The turmoil and confusion caused by the adoption of Legal Entity Identifiers (LEI’s) for EMIR reporting last month will be worth it in the end, was the overriding conclusion of our expert webinar panel last week, who expect to eventually see meaningful improvements to industry standards, governance and transparency as a result.
The panel comprising Thomson Reuters’ Tim Lind, Bloomberg’s Peter Warms and Alacra’s Steve Goldstein, acknowledged that the implementation of LEI adoption, effectively formalised in Europe as the EMIR regulations went “live” in February, could have been handled better. In fact, the group agreed that implementation had probably been done the wrong way around.
Although LEI’s have been gradually introduced for nearly a year now, the EMIR requirement has focused industry minds. Many feel the LEI should have been preceded by the establishment of a standard data format that would be used by issuing pre-LOU’s (Local Operating Units) and would have prevented much of the uncertainty and duplication that has now occurred.
In fact, this process would have been further strengthened had the ultimate managing agency, The COU (Central Operating Unit), been there to weigh in from the start with a standard data format. But, while there are is long list of things many feel a COU could have done to make the system run more smoothly, the industry has to come to terms with what has evolved.
For the record, the Legal Entity Regulatory Oversight Committee (LEIROC) has so far approved the accreditation of national LOU’s in 13 countries to enable the issuance and management of LEI’s. However, the planned hub of the structure, the COU, is still in the process of formation. Although it is known it will eventually reside and operate out of Switzerland.
Yet, despite these flaws and teething problems and the fact that the market is still a long way from harmony, the panel agreed that the development of LEI’s is a major step in the right direction.
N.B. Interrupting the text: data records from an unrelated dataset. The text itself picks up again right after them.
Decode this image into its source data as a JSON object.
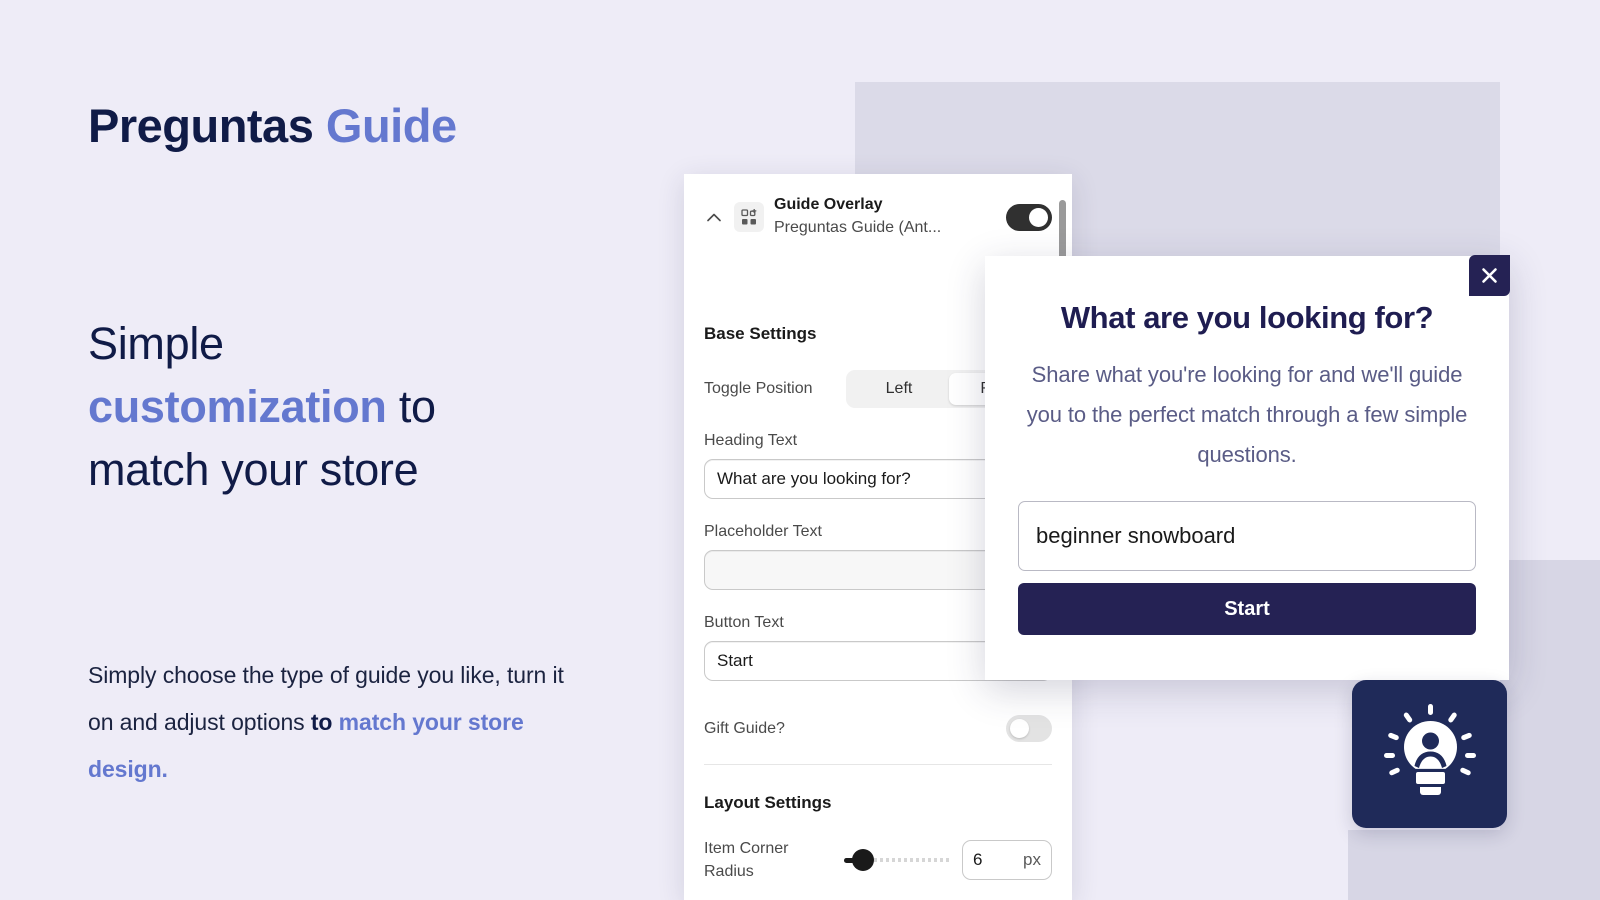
{
  "hero": {
    "brand_name": "Preguntas",
    "brand_suffix": "Guide",
    "headline_line1": "Simple",
    "headline_accent": "customization",
    "headline_line2_tail": " to",
    "headline_line3": "match your store",
    "body_part1": "Simply choose the type of guide you like, turn it on and adjust options ",
    "body_bold_dark": "to",
    "body_bold_accent": "match your store design",
    "body_period": "."
  },
  "settings_panel": {
    "header": {
      "title": "Guide Overlay",
      "subtitle": "Preguntas Guide (Ant...",
      "collapse_icon": "chevron-up-icon",
      "block_icon": "app-block-icon",
      "enabled_toggle": "on"
    },
    "sections": [
      {
        "title": "Base Settings"
      },
      {
        "title": "Layout Settings"
      }
    ],
    "base_settings": {
      "title": "Base Settings",
      "toggle_position": {
        "label": "Toggle Position",
        "options": [
          "Left",
          "Right"
        ],
        "selected": "Right"
      },
      "heading_text": {
        "label": "Heading Text",
        "value": "What are you looking for?"
      },
      "placeholder_text": {
        "label": "Placeholder Text",
        "value": ""
      },
      "button_text": {
        "label": "Button Text",
        "value": "Start"
      },
      "gift_guide": {
        "label": "Gift Guide?",
        "state": "off"
      }
    },
    "layout_settings": {
      "title": "Layout Settings",
      "item_corner_radius": {
        "label": "Item Corner Radius",
        "value": "6",
        "unit": "px"
      }
    }
  },
  "modal_preview": {
    "close_icon": "close-icon",
    "heading": "What are you looking for?",
    "subtext": "Share what you're looking for and we'll guide you to the perfect match through a few simple questions.",
    "input_value": "beginner snowboard",
    "input_placeholder": "",
    "button_label": "Start"
  },
  "launcher": {
    "icon": "lightbulb-person-icon"
  },
  "colors": {
    "page_background": "#eeecf7",
    "accent_blue": "#6478cf",
    "navy": "#101b47",
    "modal_navy": "#252254",
    "launcher_navy": "#1f2a59",
    "bg_shape_grey": "#dbdae8"
  }
}
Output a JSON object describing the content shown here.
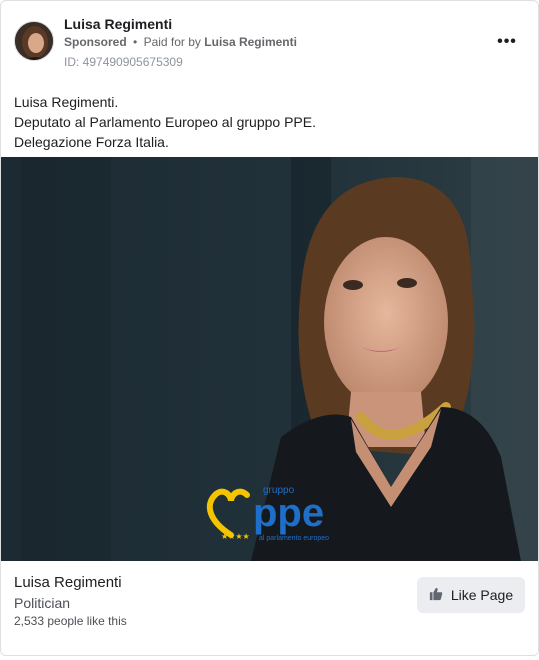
{
  "post": {
    "page_name": "Luisa Regimenti",
    "sponsored": "Sponsored",
    "separator": "•",
    "paid_for_prefix": "Paid for by",
    "paid_for_by": "Luisa Regimenti",
    "ad_id": "ID: 497490905675309",
    "more_icon": "more-horizontal-icon",
    "body_lines": [
      "Luisa Regimenti.",
      "Deputato al Parlamento Europeo al gruppo PPE.",
      "Delegazione Forza Italia."
    ]
  },
  "image": {
    "logo_small_text": "gruppo",
    "logo_main_text": "ppe",
    "logo_sub_text": "al parlamento europeo",
    "logo_color_blue": "#1e6fc9",
    "logo_color_yellow": "#f4c400"
  },
  "footer": {
    "page_name": "Luisa Regimenti",
    "category": "Politician",
    "likes": "2,533 people like this",
    "like_button_label": "Like Page",
    "like_icon": "thumbs-up-icon"
  }
}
Interest has risen rapidly said Lind, “Funds and legal entities are registering in their droves, with a realisation that LEI’s are not the end-game, but just a small piece in what will produce significant improvement in transparency and disclosure.”
But, while many of the big industry players, particularly the Tier 1 sell-side enterprises, were reasonably proactive and prepared, said Goldstein, he noted that “many of the smaller firms have done the bare minimum and are barely able to comply.”
He said all firms should adopt a long-term perspective. “Do what you need to now, but if this is going to be a success you also need to look at what is going to be required in the future and how it could eventually integrate with transaction and risk data to enable the bank to prepare properly.”
Warms suggested that a better understanding of the long-term implications and potential benefits from the integration of LEI’s with other information can be a tremendous selling point to management to get these projects underway. “We might take a while to see this come to fruition, but we do need to do this,” should the internal message, he added.
All three of our panellists contributed to a detailed analysis of both the current circumstances around LEI adoption and the longer-term objectives which can be found in this accompanying special report.
The panel acknowledged that confusion within firms required to implement the LEI obligations often appeared to stem from an inability to identify individuals with responsibility for the task. Goldstein said, “It certainly varies by firm, as we have talked to a wide variety of job titles for whom LEI’s should be important. In an ideal world it should be the CDO. But it is important to recognise that, while it seen as mainly a back office phenomena, it will have much wider implications.”
Lind concurred, noting that “The underlying intent is to publish data to ensure governance and consistency.” But he added banks must have the technical ability to balance disclosure with prudentiality, posing the question “Do you want regulators to be able to look at the same things your risk teams might be looking at?”
The panel also touched on the subject of potential outside support for banks to simplify the management and delivery of LEI data which could remove even more duplication, such as by a Utility model. But Goldstein felt that this was a little premature. “We are a long way off from a Utility. We probably need to get to a critical mass in excess of a million LEI’s (there are currently about 230,000) where a third party provider could be useful.” He also noted that had LOU’s and a COU been in place from the start it would have been easier to establish hierarchies and move more quickly towards a shared service model.
These requirements come at a time when institutions are being bombarded from many angles by new regulatory demands, including the likes of FATCA, Dodd-Frank and MiFID and others. Warms said that “Ideally banks would have been able to take a holistic view of all of these together, understand the commonality and produce a strategic roadmap.”
Unfortunately we know that the reality is very different and banks have been mostly left to deliver multi-faceted tactical responses to each new initiative. But the message from our panel of experts was clear. The long-term benefits of greater transparency and governance that will result from LEI’s and other supporting initiatives will be clearly evident and any efforts that incorporate a strategic plan to tackle them will almost certainly deliver benefits. It’s just that right now nobody is sure exactly when that might be.